**What you will do:** Scan the records for the string "Evaluasi"; copy each line where it occurs.

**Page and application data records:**

----------

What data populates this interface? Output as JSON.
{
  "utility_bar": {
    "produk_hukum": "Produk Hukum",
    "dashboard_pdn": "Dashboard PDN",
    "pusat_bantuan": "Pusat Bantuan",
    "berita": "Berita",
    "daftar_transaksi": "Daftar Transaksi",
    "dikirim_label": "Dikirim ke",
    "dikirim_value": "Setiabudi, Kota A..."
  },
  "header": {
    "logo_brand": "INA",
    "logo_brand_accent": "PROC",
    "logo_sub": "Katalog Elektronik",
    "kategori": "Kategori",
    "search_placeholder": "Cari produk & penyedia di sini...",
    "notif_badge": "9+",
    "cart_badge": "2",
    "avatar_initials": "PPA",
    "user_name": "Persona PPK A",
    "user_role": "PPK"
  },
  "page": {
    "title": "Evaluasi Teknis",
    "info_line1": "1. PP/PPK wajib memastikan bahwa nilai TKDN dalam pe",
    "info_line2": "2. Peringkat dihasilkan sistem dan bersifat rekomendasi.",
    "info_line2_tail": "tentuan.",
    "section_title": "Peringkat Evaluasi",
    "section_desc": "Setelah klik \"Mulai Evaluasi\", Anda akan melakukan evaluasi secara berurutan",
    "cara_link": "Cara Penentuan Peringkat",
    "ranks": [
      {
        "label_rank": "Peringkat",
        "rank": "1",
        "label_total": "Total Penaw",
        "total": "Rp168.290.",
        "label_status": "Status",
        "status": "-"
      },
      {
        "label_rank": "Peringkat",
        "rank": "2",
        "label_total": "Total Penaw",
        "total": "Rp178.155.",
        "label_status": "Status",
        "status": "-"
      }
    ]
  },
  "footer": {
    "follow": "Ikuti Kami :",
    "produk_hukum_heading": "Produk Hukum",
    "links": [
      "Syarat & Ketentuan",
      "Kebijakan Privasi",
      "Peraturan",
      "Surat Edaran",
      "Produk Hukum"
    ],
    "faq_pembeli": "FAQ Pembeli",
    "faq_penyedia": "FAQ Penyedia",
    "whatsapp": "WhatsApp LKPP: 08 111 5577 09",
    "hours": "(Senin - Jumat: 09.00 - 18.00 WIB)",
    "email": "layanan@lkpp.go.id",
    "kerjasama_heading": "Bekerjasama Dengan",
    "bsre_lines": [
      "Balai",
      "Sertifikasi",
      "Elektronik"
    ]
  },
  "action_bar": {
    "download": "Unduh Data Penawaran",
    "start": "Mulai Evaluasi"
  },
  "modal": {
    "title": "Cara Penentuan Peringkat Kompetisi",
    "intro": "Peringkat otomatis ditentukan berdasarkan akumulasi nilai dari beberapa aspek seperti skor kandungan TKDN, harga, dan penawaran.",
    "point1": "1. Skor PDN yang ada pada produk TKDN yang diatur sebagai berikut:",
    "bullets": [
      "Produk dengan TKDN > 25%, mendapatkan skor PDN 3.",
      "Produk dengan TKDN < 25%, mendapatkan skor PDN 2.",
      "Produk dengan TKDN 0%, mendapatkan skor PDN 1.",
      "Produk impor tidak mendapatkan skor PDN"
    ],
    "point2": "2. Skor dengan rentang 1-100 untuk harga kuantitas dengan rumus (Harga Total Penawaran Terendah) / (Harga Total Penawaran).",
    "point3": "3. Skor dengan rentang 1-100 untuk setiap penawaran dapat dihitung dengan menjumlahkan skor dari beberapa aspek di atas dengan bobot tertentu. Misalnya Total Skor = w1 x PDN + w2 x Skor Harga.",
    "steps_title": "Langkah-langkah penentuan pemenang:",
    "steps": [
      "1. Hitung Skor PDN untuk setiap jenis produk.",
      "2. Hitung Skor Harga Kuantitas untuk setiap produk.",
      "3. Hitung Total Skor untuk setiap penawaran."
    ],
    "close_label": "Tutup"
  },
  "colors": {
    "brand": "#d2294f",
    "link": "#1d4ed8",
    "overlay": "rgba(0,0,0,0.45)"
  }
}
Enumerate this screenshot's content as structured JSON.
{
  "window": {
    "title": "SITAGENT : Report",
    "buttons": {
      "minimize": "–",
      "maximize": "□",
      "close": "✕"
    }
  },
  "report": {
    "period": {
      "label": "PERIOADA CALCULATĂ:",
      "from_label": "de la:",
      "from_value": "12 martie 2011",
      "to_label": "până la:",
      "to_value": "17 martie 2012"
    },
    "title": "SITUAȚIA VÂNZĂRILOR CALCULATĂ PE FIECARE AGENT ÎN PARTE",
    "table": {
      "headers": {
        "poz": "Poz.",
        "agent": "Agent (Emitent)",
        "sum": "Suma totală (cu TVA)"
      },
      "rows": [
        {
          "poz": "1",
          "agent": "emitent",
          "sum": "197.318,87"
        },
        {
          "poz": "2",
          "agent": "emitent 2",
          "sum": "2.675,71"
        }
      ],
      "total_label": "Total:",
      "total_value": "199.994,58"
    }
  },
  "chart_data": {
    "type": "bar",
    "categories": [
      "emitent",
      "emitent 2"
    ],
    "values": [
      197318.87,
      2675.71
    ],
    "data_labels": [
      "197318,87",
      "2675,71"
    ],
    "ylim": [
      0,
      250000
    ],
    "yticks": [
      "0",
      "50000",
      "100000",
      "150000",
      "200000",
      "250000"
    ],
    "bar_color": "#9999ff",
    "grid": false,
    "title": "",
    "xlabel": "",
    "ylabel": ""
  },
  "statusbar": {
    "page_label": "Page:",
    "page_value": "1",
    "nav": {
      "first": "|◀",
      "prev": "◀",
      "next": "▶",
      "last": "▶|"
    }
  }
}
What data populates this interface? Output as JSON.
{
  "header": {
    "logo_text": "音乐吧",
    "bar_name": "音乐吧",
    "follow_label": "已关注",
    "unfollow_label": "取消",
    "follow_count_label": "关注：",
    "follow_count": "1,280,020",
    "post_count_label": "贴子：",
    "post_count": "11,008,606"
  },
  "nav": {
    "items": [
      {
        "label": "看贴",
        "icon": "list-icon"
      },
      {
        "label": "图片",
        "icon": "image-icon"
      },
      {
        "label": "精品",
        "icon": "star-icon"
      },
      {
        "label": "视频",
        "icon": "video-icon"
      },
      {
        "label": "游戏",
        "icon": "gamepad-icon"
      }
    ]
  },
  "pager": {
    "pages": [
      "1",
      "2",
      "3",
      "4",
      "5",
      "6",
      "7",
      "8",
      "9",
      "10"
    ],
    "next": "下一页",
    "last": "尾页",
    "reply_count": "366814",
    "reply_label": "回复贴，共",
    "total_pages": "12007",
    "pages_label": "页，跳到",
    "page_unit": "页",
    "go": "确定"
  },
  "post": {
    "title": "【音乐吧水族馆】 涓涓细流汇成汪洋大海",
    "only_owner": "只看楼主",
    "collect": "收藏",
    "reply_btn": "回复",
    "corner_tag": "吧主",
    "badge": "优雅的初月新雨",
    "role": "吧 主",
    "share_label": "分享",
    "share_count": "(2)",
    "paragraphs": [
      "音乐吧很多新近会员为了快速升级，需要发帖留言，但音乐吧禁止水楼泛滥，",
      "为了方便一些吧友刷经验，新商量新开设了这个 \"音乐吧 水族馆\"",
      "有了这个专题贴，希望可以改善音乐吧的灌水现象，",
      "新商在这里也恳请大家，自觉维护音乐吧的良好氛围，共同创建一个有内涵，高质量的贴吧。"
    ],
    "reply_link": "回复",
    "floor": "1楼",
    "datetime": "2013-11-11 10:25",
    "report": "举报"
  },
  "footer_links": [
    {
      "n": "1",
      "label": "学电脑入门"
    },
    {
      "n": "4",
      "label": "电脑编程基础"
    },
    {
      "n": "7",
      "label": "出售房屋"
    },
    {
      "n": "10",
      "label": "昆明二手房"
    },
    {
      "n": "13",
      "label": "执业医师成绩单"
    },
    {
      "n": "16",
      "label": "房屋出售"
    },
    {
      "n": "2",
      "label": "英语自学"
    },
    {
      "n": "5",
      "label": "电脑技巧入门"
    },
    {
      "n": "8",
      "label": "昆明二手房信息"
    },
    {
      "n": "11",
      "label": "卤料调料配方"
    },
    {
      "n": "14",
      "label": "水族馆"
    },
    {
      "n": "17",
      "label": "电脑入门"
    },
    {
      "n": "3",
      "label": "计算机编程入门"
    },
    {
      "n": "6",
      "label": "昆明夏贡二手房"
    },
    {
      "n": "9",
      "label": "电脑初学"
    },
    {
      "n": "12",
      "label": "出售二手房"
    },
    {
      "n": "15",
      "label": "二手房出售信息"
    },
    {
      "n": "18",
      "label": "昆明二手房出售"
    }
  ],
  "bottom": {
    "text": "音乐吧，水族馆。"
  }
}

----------

**Solution for this exercise:**
    "title": "Evaluasi Teknis",
    "section_title": "Peringkat Evaluasi",
    "section_desc": "Setelah klik \"Mulai Evaluasi\", Anda akan melakukan evaluasi secara berurutan",
    "start": "Mulai Evaluasi"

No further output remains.